In the face of unprecedented measures to limit social contact at work, at school and on the main streets of communities across the nation, Americans give themselves good marks, with 86% saying people in their households are “reacting about right.” Most also say their local school system is reacting about right (86%), and majorities say the same about their local (74%) or state (72%) government.
These findings from a new national survey by Pew Research Center, conducted March 19 to 24 among 11,537 U.S. adults using the Center’s American Trends Panel, suggest that Americans see the “social distancing” measures urged by public health officials to limit the spread of the disease as generally appropriate.
Indeed, when Americans consider a number of specific measures taken in recent days and weeks, majorities see each one as a necessary step to address the spread of coronavirus. Roughly nine-in-ten say travel restrictions (95%), cancellations of major sporting and entertainment events (91%), K-12 school closings (89%), and efforts to limit the size of social gatherings (87%) have been necessary to address the outbreak.
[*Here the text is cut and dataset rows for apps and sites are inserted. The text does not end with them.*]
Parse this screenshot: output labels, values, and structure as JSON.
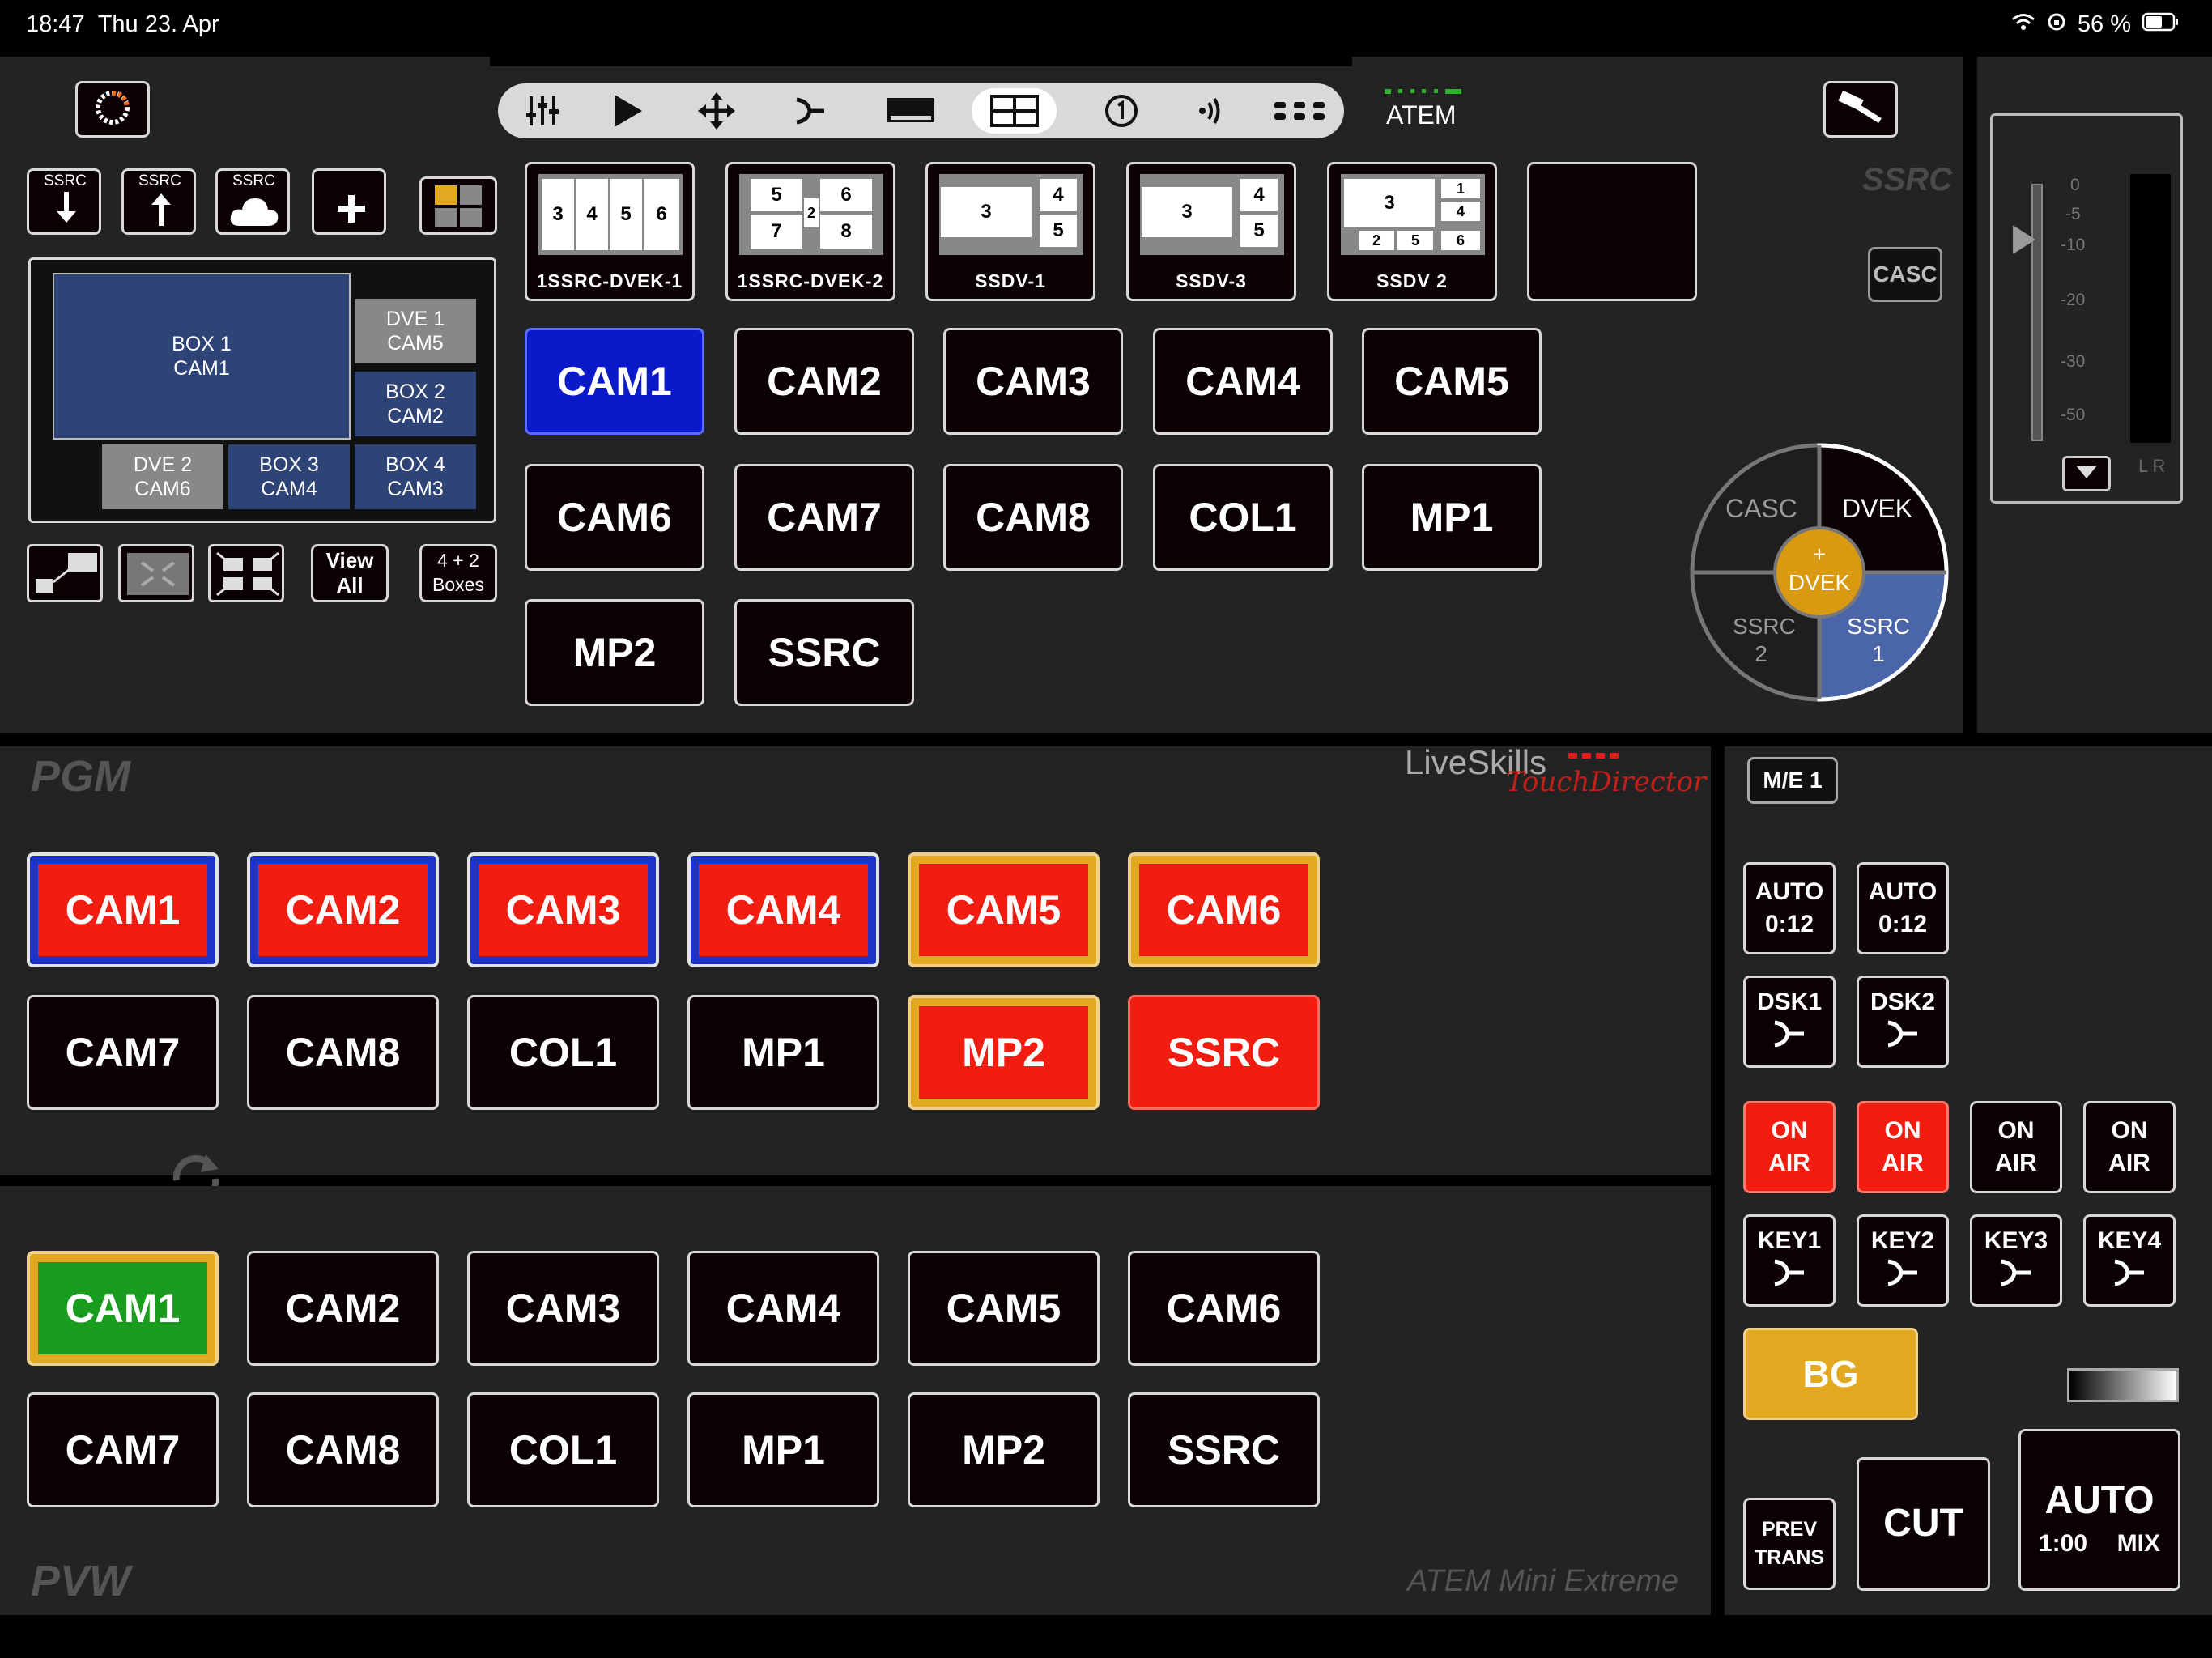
{
  "status": {
    "time": "18:47",
    "date": "Thu 23. Apr",
    "battery": "56 %"
  },
  "atem_label": "ATEM",
  "ssrc_header": "SSRC",
  "casc_button": "CASC",
  "toolbar": {
    "icons": [
      "sliders-icon",
      "play-icon",
      "move-icon",
      "transition-icon",
      "keyer-icon",
      "ssrc-layout-icon",
      "number-one-icon",
      "audio-icon",
      "dots-grid-icon"
    ]
  },
  "ssrc_tools": {
    "download_label": "SSRC",
    "upload_label": "SSRC",
    "cloud_label": "SSRC"
  },
  "layout_boxes": {
    "box1": "BOX 1\nCAM1",
    "dve1": "DVE 1\nCAM5",
    "box2": "BOX 2\nCAM2",
    "dve2": "DVE 2\nCAM6",
    "box3": "BOX 3\nCAM4",
    "box4": "BOX 4\nCAM3"
  },
  "layout_tools": {
    "view_all": "View\nAll",
    "boxes": "4 + 2\nBoxes"
  },
  "presets": [
    {
      "label": "1SSRC-DVEK-1",
      "cells": [
        "3",
        "4",
        "5",
        "6"
      ]
    },
    {
      "label": "1SSRC-DVEK-2",
      "cells": [
        "5",
        "6",
        "7",
        "8",
        "2"
      ]
    },
    {
      "label": "SSDV-1",
      "cells": [
        "3",
        "4",
        "5"
      ]
    },
    {
      "label": "SSDV-3",
      "cells": [
        "3",
        "4",
        "5"
      ]
    },
    {
      "label": "SSDV 2",
      "cells": [
        "3",
        "1",
        "4",
        "2",
        "5",
        "6"
      ]
    }
  ],
  "ssrc_sources": [
    "CAM1",
    "CAM2",
    "CAM3",
    "CAM4",
    "CAM5",
    "CAM6",
    "CAM7",
    "CAM8",
    "COL1",
    "MP1",
    "MP2",
    "SSRC"
  ],
  "dial": {
    "casc": "CASC",
    "dvek": "DVEK",
    "center": "+\nDVEK",
    "ssrc2": "SSRC\n2",
    "ssrc1": "SSRC\n1"
  },
  "meter": {
    "scale": [
      "0",
      "-5",
      "-10",
      "-20",
      "-30",
      "-50"
    ],
    "lr": "L R"
  },
  "pgm": {
    "title": "PGM",
    "buttons": [
      "CAM1",
      "CAM2",
      "CAM3",
      "CAM4",
      "CAM5",
      "CAM6",
      "CAM7",
      "CAM8",
      "COL1",
      "MP1",
      "MP2",
      "SSRC"
    ]
  },
  "pvw": {
    "title": "PVW",
    "buttons": [
      "CAM1",
      "CAM2",
      "CAM3",
      "CAM4",
      "CAM5",
      "CAM6",
      "CAM7",
      "CAM8",
      "COL1",
      "MP1",
      "MP2",
      "SSRC"
    ]
  },
  "brand": {
    "name": "LiveSkills",
    "sub": "TouchDirector",
    "device": "ATEM Mini Extreme"
  },
  "me": {
    "title": "M/E 1",
    "auto1": "AUTO\n0:12",
    "auto2": "AUTO\n0:12",
    "dsk1": "DSK1",
    "dsk2": "DSK2",
    "onair": [
      "ON\nAIR",
      "ON\nAIR",
      "ON\nAIR",
      "ON\nAIR"
    ],
    "keys": [
      "KEY1",
      "KEY2",
      "KEY3",
      "KEY4"
    ],
    "bg": "BG",
    "prev_trans": "PREV\nTRANS",
    "cut": "CUT",
    "auto": "AUTO",
    "auto_rate": "1:00",
    "auto_mix": "MIX"
  },
  "colors": {
    "program_red": "#f01d10",
    "preview_green": "#1a9c1e",
    "selected_blue": "#0a1ac8",
    "tally_gold": "#e2a820"
  }
}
Large majorities of both Democrats and Republicans, as well as those who lean toward each party, agree that each of these is a necessary step.
There is comparatively more partisan disagreement over whether it has been necessary to require most businesses to close, though, there too, majorities of Republicans (61%) and Democrats (81%) call this a necessary step.
Challenges stemming from the coronavirus outbreak spotlight both the role of science in society and the need for effective partnerships between scientific experts and government officials across local, state and federal levels.
About eight-in-ten Americans (79%) rate the performance of public health officials in responding to the coronavirus outbreak as either excellent or good. And, roughly seven-in-ten say the same about the performance of state (70%) and local elected officials (69%). Notably, Democrats and Republicans align closely in their ratings of these groups.
There are, however, wide partisan differences when it comes to evaluations of the news media, with Democrats much more inclined to give positive ratings than Republicans are. These differences are in keeping with the fact that Democrats generally are more trusting of the news media than Republicans are.
President Donald Trump’s early responses to the COVID-19 outbreak in the U.S., in which he downplayed the severity of the outbreak, engendered strong rebuke from Democratic lawmakers and others. In the latest survey, there are gaping differences in how partisan groups see the president’s handling of the outbreak, with 83% of Republicans and those who lean toward the Republican Party saying that Trump is doing an excellent or good job handling the outbreak, compared with just 18% of Democrats and those who lean toward the Democratic Party.
Health care providers at hospitals and medical centers around the country are on the front line of care for those ill with the virus. As Americans take stock of early efforts to control the outbreak, 71% are very or somewhat confident that hospitals and medical centers in their local area can handle patient needs.
And, majorities of both Republicans and Democrats express confidence in their local area hospitals; 78% of Republicans and GOP-leaning independents say they are at least somewhat confident that their local hospitals and medical centers will be able to meet the needs of seriously ill people, as do 65% of Democrats and Democratic leaners.